Many investigators have proposed this; it forms the basis for most ‘metabolic therapies’. However, no one has seriously considered the idea of measuring the balance between glycolysis and oxidative metabolism as a way of monitoring these (or any other treatments) because there has, up to now, been no way to assess this in the living organism.
Do you have a theory as to how drugs like BEV are able to force cancer cells to carry out oxidative phosphorylation instead of glycolysis?
I have a theory but it’s only that. My feeling is that the cancer tissue has glucose in excess; that’s why it can use glycolysis and will do this even in the presence of oxygen. If you restrict ‘fuel’, however, you ‘force’ the cells to become more energy efficient, thus diverting these biomolecules for foodstuff.
What is dynamic nuclear polarisation and how is it useful?
Standard MR images water since hydrogen is the most abundant molecule in the body that has an odd atomic number. Because even in a high magnetic field only five hydrogen molecules per million can be magnetised, it is impossible to use this methodology to measure physiology. In nature, other atoms such as C13 (which has seven neutrons) occur at low number of protons but because of their mass, are much harder to magnetise at room temperatures. This constriction is removed at superconductivity temperatures (i.e., 1o K) using specialised lattices (a process called dynamic nuclear polarisation) that allows for a very high percentage of carbon13 molecules to be to be magnetised and viewable on the same MR machine.

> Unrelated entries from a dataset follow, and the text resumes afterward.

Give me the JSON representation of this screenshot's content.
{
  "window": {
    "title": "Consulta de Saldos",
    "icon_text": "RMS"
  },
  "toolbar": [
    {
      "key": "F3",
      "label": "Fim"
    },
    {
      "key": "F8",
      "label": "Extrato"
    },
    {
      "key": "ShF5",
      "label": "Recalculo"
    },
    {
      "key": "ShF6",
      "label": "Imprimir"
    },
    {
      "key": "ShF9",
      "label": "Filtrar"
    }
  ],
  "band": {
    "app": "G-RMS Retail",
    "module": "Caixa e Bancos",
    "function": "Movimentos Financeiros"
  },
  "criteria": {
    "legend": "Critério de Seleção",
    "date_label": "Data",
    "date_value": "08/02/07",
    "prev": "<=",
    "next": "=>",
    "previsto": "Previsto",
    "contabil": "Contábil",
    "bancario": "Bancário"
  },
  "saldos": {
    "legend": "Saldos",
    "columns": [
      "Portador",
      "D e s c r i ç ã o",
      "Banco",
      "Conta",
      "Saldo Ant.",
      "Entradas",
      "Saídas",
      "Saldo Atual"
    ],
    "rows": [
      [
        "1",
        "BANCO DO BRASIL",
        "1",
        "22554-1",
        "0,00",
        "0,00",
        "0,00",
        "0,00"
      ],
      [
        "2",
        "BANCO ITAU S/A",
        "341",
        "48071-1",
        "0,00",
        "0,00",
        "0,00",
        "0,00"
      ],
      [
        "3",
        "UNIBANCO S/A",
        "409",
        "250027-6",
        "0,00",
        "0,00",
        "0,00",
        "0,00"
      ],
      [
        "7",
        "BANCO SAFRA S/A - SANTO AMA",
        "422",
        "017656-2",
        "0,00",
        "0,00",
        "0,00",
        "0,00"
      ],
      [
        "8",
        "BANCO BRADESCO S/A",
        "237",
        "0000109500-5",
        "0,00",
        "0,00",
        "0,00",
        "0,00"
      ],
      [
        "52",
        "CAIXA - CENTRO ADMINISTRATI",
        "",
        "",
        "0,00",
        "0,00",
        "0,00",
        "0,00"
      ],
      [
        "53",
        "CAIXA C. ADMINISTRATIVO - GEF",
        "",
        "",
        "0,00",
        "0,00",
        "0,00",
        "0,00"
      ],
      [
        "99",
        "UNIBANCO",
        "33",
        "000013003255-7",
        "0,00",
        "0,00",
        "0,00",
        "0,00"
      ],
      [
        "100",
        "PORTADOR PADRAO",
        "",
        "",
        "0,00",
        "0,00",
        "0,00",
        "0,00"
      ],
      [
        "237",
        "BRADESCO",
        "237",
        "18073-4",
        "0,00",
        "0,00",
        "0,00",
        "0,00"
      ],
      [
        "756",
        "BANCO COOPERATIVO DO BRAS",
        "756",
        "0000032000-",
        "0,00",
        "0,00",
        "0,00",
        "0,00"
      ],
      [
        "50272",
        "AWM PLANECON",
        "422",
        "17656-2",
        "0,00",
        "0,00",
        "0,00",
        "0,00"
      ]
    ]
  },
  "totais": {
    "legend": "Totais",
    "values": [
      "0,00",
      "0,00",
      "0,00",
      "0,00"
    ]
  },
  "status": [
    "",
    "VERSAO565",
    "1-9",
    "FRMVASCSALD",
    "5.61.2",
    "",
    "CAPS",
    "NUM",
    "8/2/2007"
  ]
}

What is the importance of non-invasive imaging techniques to developing cancer therapies?
A quick, non-invasive readout might be considered a holy grail in medicine because it allows one to make quick adjustments based on simple quantitative measurement. Consider the blood pressure cuff, wherein one makes important adjustments based on a single reading at a single setting without requiring any special understanding of its underlying pathophysiology. Blood glucose measurement for monitoring diabetes is another example.
What are the benefits of your two labs working together on this project?
Ideas are great but one cannot do much without the right tools. Likewise, tools without applications have limited utility and are unlikely to translate to a large audience. This is an excellent example of how the idea and tool match up as the idea was going nowhere without a proof, while the tool was searching for an application.
- Research Objectives
Dr Recht’s research explores approaches to treating cancer, primarily glioblastoma, via metabolic approaches.
- National Institutes of Health (NIH)
Dr Lawrence Recht received his medical degree from Columbia University College of Physicians and Surgeons in New York City. He completed his training as a Resident in Neurology at New York Presbyterian Hospital. Prior to taking up his post at Stanford University, Dr Recht spent 19 years at University of Massachusetts Medical School, caring for patients and researching brain tumours. He relocated to Stanford in 2004 where he has developed the Adult Neuro-Oncology Program.
Dr Daniel Spielman earnt his Masters and PhD in electrical engineering from Stanford University, where he is currently Professor of Radiology. With over 30 years of experience as a medical imaging researcher, Dr Spielman’s achievements include the advancement of both MR and spectroscopic imaging methods, which have had a widespread clinical impact. Current research in the Spielman Laboratory explores in vivo magnetic resonance imaging and spectroscopy to develop new non-invasive methods of imaging metabolism within the body.
Dr Lawrence D. Recht
Professor of Neurology and Neurological Sciences. Director, Adult Neuro-Oncology, Stanford University Healthcare Centre, 875 Blake Wilbur Dr
Room CC-2221, Palo Alto
CA 94304, USA
- Bringing cancer growth to a standstill